(That’s very insightful, Jim. Thanks for sharing in particular the importance of being critical of data, the human element, and the most important tool of all being the human brain!)
I asked Jim to give advice to a new professional in the fields of GIS and geography. He said, “I would advise any new professional to follow and study the trends of geospatial science. Geospatial technology (like all technology) is evolving at a rapid pace. For example, just a few short years ago, obtaining aerial imagery was a labor-intensive task involving expensive contracts and full-sized aircraft. Nowadays, Unmanned Aerial Vehicles are collecting some GIS imagery in just minutes of field time for a fraction of the cost. As the options for imagery and other raster data expand, more GIS jobs are requiring UAV licenses for new hires.”
“As individuals, we risk losing competitiveness and productivity when we lose track of advancements in these areas. While knowledge of scripting tools such as Python are critical skills in the world of GIS, don’t forget the discipline of geography itself. The notion of human interaction with the natural and built environment is what geography and GIS is all about. Concepts like sense of place, nearest neighbor, and spatial distribution are key to a fundamental understanding of our society and our future.”
I asked Jim to share a favorite quote:

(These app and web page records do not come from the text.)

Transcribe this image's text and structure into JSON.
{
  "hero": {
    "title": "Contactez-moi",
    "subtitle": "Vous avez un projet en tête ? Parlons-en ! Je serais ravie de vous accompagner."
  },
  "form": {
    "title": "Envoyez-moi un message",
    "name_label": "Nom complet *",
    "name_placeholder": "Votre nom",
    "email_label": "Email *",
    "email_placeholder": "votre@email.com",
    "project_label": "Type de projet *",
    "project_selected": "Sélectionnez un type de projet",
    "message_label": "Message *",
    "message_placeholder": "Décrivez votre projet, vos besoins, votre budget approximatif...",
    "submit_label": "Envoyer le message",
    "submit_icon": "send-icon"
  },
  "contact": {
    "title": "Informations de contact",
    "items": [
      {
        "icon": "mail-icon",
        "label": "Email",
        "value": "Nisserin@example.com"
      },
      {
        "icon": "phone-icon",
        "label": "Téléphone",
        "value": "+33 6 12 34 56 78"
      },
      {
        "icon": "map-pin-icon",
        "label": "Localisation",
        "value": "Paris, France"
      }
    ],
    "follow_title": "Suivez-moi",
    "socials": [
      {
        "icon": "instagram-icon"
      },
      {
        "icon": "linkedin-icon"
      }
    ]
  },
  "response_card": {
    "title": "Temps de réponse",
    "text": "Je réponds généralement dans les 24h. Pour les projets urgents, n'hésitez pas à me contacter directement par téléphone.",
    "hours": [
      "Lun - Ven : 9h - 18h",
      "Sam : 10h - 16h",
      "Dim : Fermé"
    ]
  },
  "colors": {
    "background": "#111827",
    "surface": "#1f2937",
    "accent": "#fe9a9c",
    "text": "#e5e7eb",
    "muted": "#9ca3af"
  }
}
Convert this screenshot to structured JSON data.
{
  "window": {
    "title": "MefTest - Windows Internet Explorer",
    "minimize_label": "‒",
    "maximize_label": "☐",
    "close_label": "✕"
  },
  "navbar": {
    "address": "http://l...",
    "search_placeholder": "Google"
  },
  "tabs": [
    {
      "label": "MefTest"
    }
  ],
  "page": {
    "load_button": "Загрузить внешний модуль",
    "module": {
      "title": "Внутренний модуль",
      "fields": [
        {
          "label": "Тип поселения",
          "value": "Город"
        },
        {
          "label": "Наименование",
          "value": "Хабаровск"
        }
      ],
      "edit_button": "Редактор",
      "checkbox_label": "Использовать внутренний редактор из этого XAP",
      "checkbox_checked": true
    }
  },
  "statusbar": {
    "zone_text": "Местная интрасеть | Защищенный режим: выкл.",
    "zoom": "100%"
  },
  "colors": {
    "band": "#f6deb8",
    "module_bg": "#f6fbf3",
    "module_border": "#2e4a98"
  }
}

“Two possibilities exist: Either we are alone in the Universe or we are not. Both are equally terrifying.”—Arthur C. Clarke.
To find out more about Jim, see his blog.